━━━━━ RAW DATA
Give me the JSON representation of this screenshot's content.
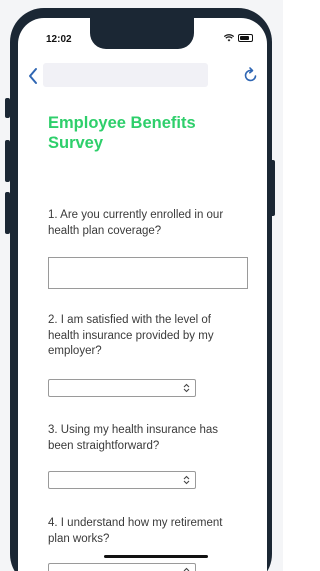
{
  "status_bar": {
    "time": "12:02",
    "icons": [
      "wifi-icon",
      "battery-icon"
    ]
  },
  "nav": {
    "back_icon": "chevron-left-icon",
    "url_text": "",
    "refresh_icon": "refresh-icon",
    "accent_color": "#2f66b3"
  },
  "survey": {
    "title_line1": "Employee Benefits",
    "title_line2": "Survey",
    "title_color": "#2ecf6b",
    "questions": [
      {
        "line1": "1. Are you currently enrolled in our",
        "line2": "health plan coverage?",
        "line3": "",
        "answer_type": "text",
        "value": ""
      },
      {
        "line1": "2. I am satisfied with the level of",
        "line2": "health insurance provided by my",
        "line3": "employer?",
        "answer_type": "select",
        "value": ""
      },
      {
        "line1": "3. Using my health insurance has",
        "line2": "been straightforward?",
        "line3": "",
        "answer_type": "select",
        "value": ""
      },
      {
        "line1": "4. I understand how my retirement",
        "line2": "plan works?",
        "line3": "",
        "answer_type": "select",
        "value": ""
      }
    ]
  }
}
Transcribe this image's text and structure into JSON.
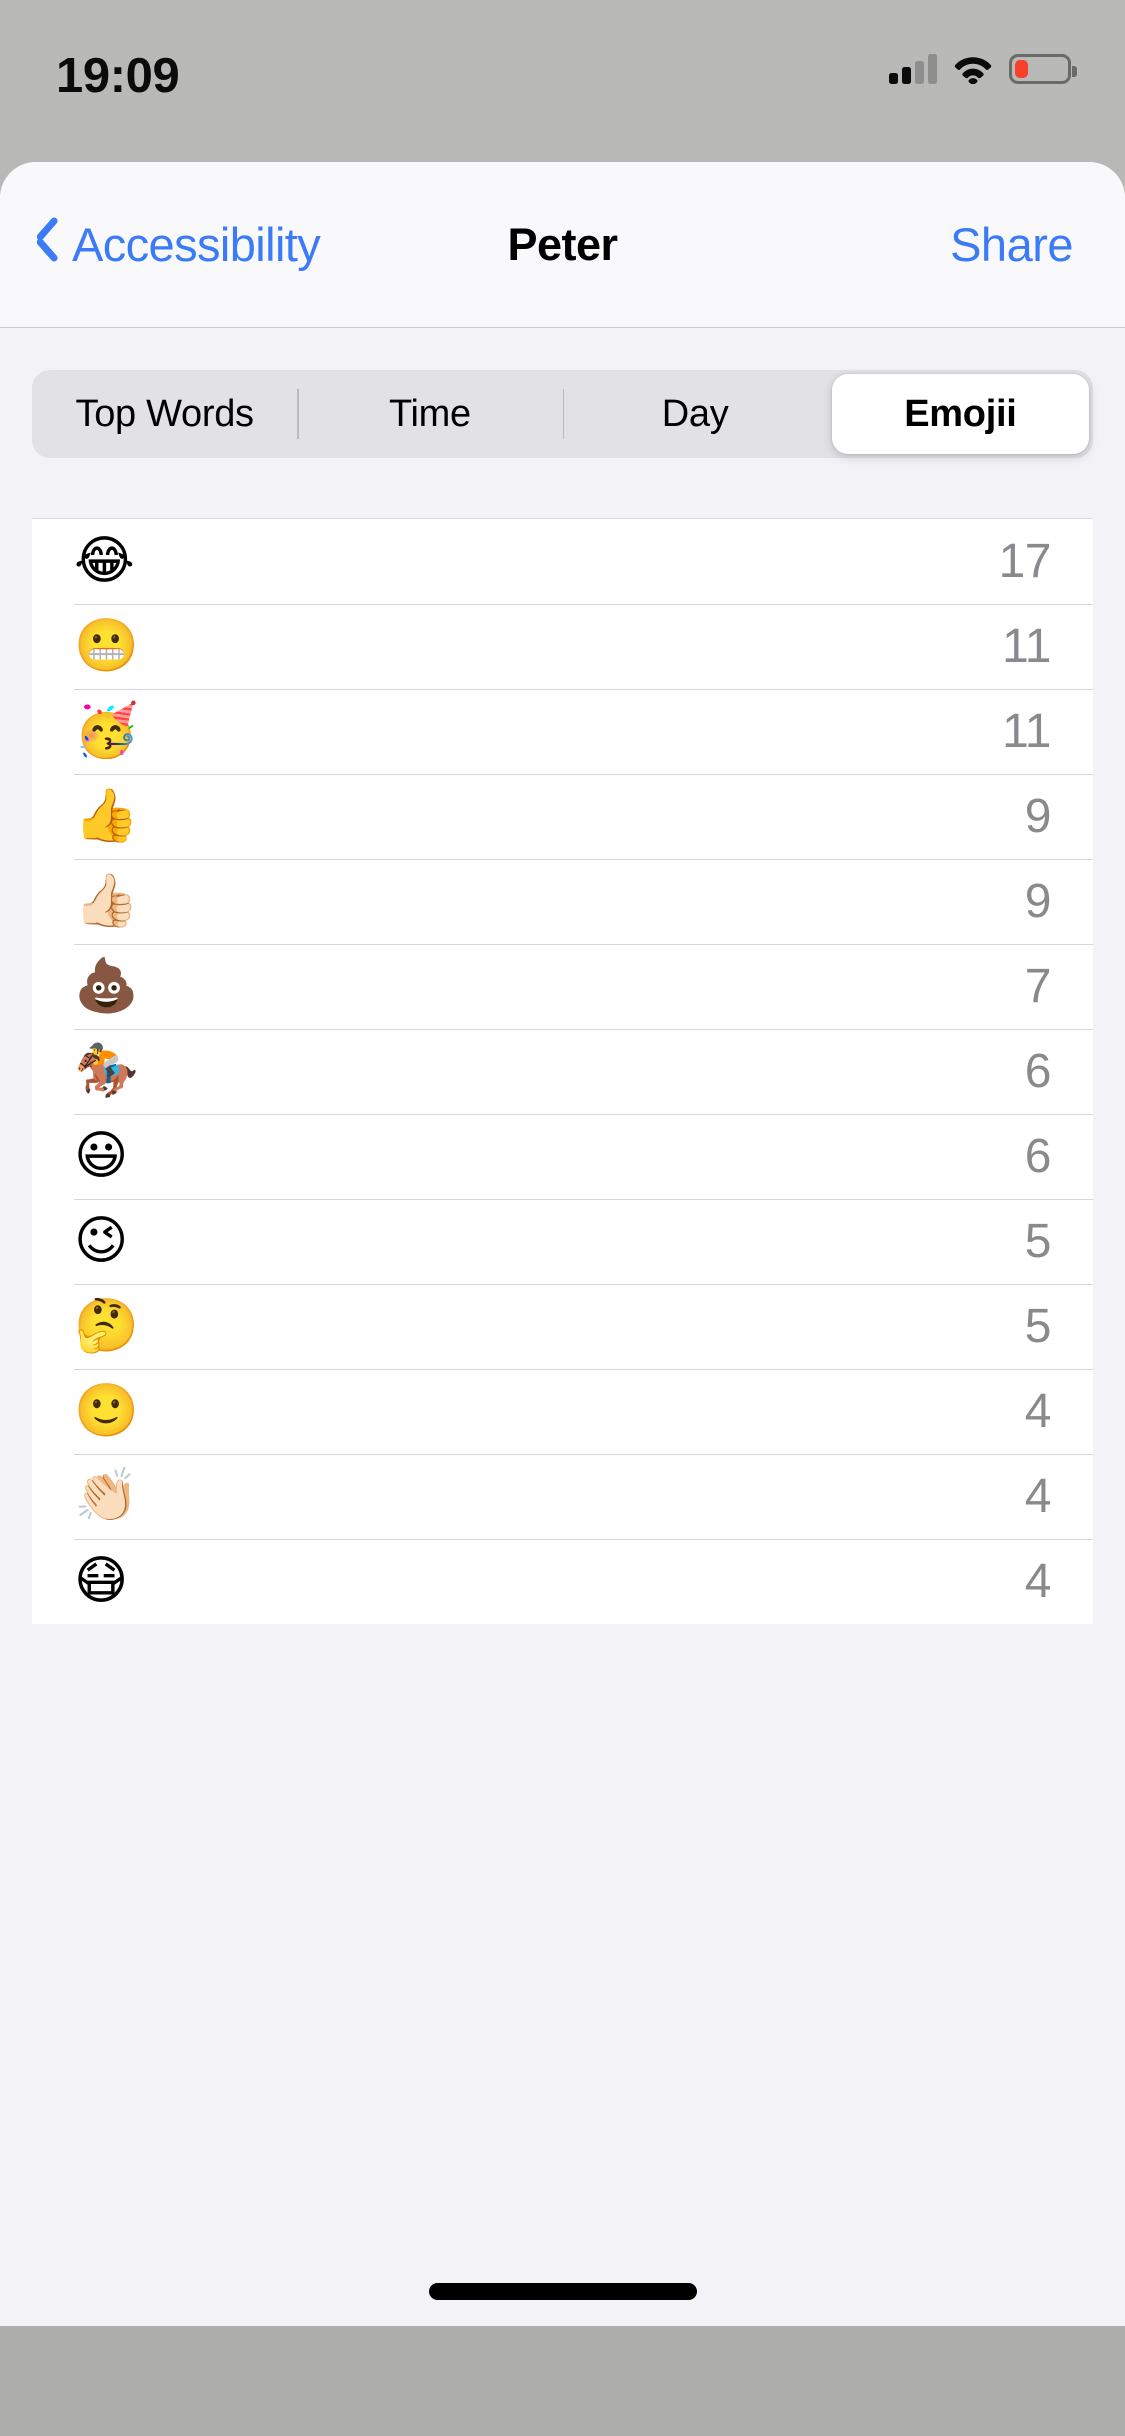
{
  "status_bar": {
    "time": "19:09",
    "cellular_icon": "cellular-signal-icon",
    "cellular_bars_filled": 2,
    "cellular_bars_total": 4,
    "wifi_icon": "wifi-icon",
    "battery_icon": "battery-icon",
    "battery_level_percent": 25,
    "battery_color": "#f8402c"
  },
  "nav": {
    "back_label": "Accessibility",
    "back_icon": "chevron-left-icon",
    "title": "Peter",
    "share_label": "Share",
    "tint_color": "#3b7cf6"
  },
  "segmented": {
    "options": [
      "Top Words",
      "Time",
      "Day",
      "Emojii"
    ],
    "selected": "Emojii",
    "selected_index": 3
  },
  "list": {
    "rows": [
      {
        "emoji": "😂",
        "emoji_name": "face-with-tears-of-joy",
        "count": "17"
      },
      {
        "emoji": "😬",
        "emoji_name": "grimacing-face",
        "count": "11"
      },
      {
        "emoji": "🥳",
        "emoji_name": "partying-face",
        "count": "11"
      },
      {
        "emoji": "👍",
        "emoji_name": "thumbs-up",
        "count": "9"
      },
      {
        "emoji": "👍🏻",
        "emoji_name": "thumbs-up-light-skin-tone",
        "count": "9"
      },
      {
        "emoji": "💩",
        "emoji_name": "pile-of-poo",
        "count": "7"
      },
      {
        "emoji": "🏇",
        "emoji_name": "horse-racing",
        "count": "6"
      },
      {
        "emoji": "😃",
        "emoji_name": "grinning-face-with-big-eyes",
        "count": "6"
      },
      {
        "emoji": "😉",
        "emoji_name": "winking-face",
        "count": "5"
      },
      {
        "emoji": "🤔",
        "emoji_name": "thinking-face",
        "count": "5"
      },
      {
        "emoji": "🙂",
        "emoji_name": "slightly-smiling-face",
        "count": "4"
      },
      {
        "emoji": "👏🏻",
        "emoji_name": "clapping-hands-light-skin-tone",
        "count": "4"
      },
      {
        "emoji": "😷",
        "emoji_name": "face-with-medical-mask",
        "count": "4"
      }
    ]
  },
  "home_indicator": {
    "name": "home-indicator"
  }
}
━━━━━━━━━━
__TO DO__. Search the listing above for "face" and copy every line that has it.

__REPLY TO THE TASK__.
        "emoji_name": "face-with-tears-of-joy",
        "emoji_name": "grimacing-face",
        "emoji_name": "partying-face",
        "emoji_name": "grinning-face-with-big-eyes",
        "emoji_name": "winking-face",
        "emoji_name": "thinking-face",
        "emoji_name": "slightly-smiling-face",
        "emoji_name": "face-with-medical-mask",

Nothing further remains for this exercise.